If a line in the listing below has the string "icon", copy it out.

** EXERCISE INPUTS follows **

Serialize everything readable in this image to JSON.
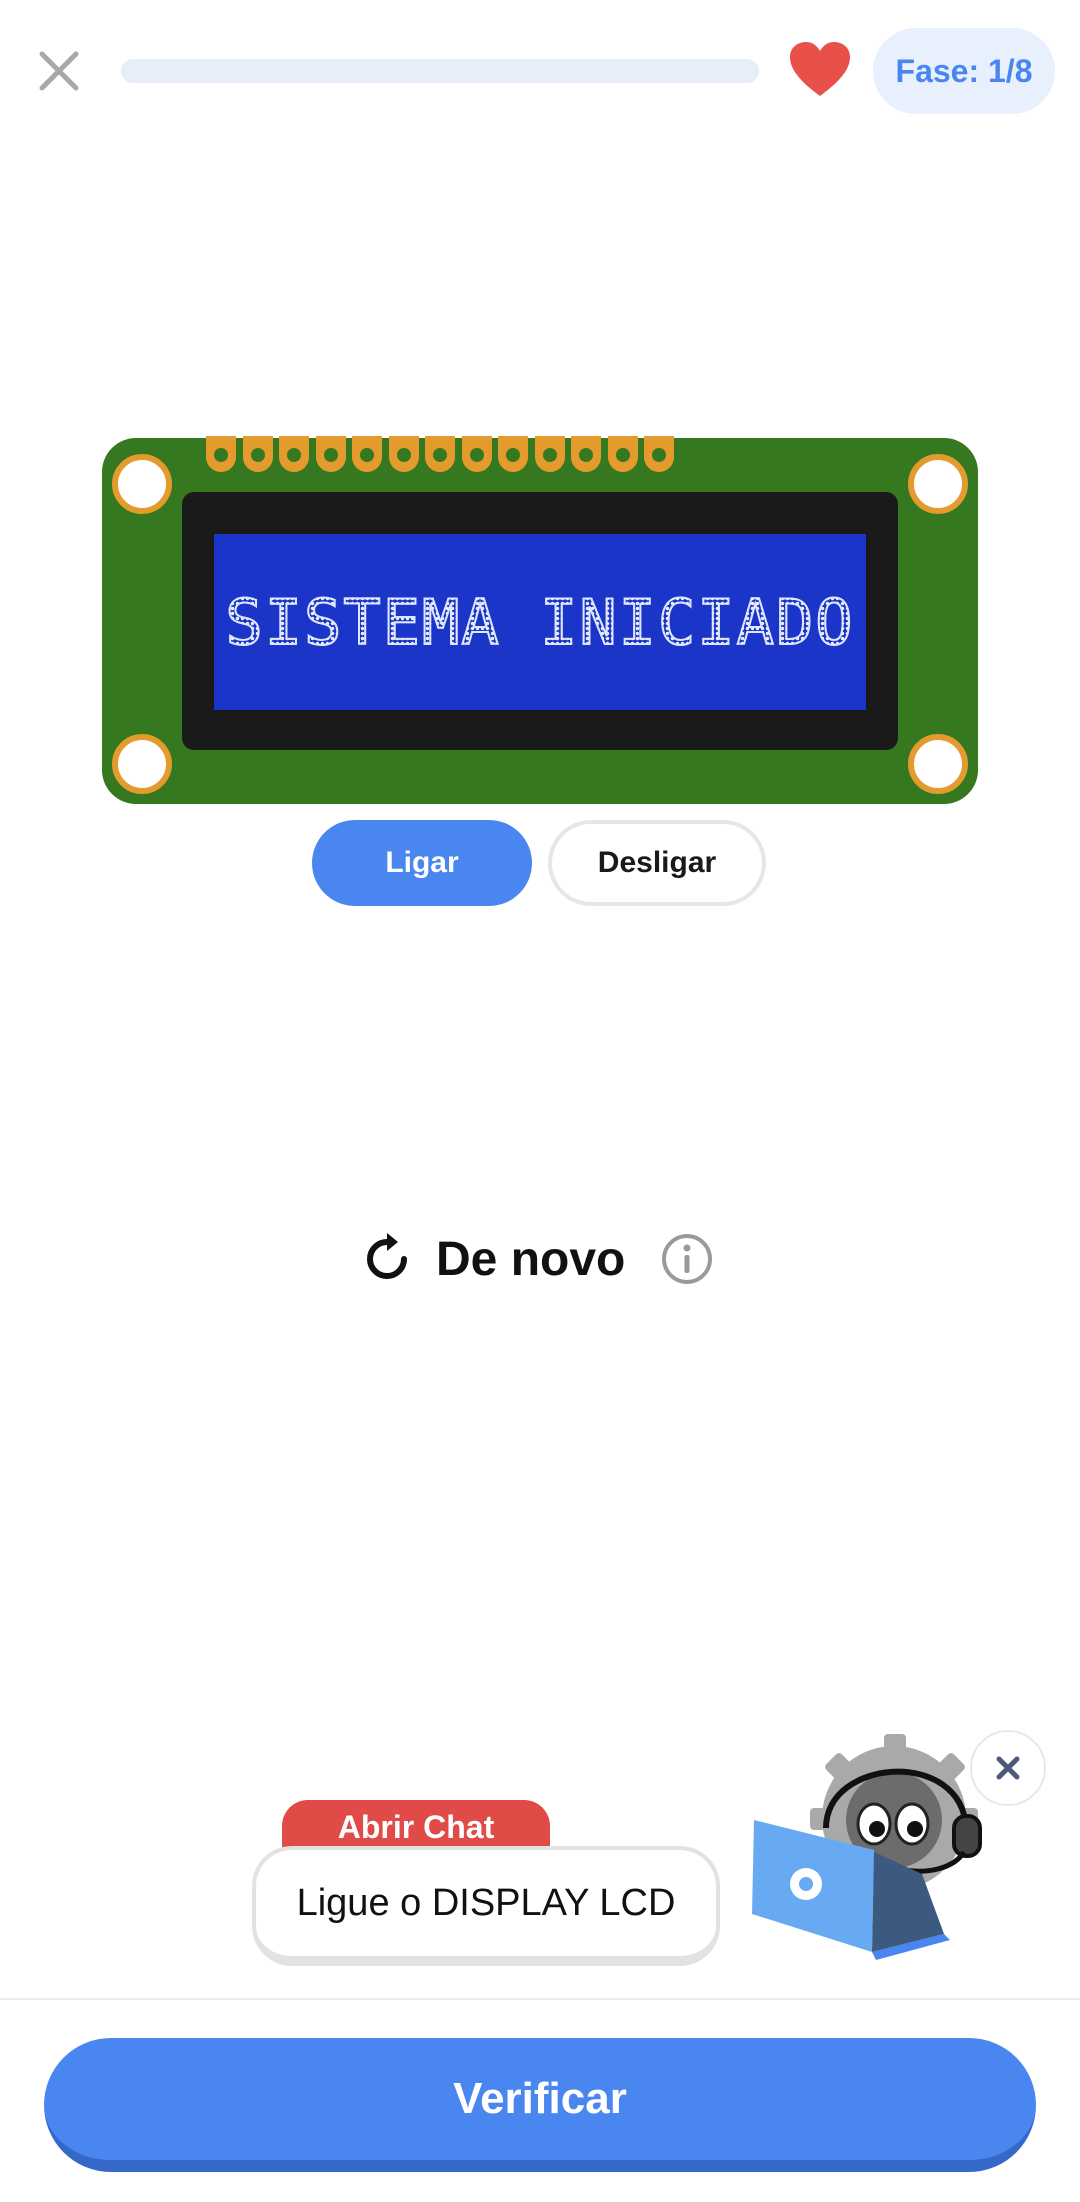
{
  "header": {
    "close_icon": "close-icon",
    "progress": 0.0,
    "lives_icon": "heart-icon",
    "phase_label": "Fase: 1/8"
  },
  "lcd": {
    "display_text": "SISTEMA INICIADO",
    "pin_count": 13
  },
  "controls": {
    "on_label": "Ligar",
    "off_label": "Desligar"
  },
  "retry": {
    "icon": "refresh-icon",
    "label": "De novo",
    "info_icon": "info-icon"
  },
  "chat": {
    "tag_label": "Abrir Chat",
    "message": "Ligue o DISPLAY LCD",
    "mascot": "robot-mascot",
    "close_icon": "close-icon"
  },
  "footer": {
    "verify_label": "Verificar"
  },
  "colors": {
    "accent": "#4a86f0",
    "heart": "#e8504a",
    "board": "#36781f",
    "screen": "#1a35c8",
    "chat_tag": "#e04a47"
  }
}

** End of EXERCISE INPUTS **
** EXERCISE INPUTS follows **

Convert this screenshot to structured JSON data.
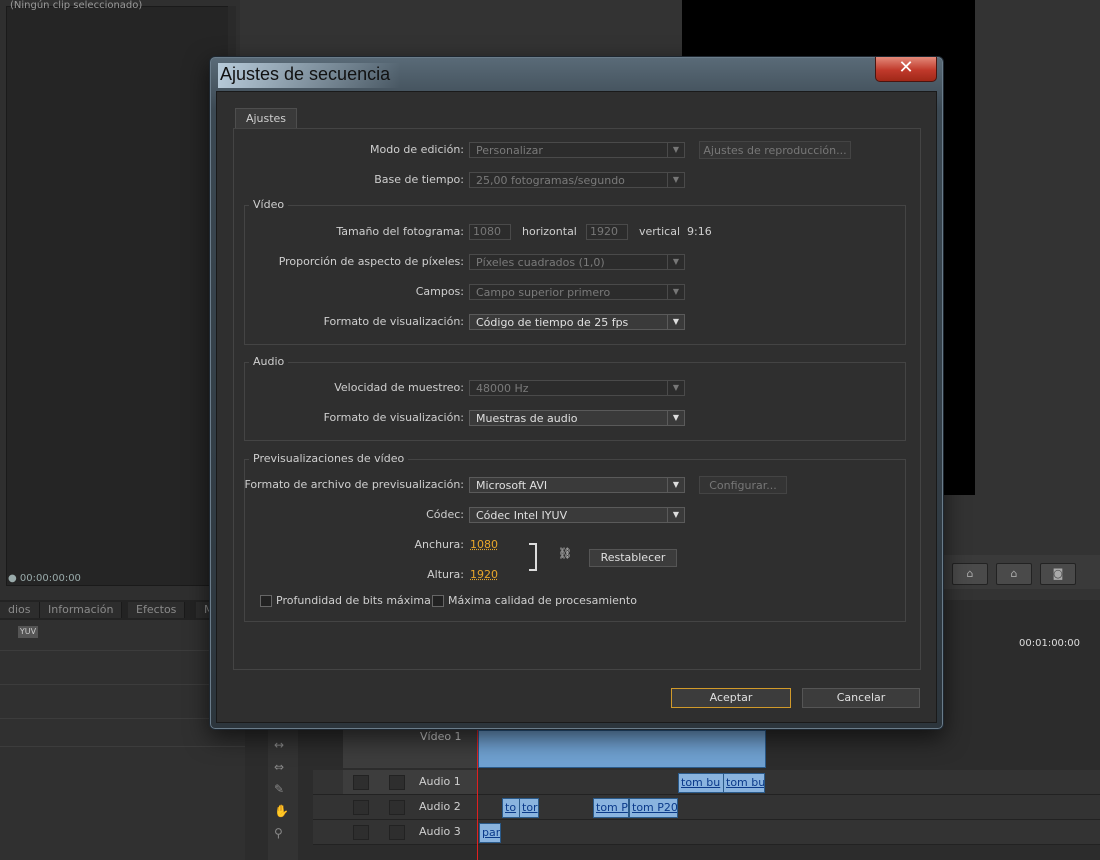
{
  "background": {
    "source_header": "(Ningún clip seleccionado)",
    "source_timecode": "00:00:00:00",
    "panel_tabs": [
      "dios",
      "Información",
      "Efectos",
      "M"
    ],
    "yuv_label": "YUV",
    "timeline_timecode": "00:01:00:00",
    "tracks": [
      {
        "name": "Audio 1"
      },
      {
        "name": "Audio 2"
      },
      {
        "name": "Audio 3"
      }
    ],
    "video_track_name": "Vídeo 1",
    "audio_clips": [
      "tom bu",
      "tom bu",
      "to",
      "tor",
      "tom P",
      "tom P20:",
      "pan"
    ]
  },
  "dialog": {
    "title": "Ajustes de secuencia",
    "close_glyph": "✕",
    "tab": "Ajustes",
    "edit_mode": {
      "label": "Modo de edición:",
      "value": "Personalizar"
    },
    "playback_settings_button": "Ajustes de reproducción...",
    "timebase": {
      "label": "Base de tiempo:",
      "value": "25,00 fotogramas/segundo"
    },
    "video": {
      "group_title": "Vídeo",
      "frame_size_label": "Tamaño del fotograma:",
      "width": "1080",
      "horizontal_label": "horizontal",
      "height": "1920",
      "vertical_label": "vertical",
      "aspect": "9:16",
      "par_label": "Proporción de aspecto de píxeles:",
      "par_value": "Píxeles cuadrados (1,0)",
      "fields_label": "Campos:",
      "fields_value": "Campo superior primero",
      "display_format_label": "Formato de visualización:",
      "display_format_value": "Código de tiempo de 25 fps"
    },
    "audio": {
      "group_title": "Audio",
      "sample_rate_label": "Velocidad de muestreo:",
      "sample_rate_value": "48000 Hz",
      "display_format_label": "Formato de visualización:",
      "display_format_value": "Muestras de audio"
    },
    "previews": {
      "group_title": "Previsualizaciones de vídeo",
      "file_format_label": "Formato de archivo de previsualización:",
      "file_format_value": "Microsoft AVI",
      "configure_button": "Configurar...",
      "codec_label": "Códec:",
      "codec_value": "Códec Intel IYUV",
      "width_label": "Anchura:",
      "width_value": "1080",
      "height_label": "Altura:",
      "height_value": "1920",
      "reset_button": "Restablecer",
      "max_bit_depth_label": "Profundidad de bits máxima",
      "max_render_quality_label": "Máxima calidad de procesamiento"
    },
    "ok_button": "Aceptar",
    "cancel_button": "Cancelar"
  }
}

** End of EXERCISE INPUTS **

### [ANSWER FOR THIS EXERCISE]
    "close_icon": "close-icon",
    "lives_icon": "heart-icon",
    "icon": "refresh-icon",
    "info_icon": "info-icon"
    "close_icon": "close-icon"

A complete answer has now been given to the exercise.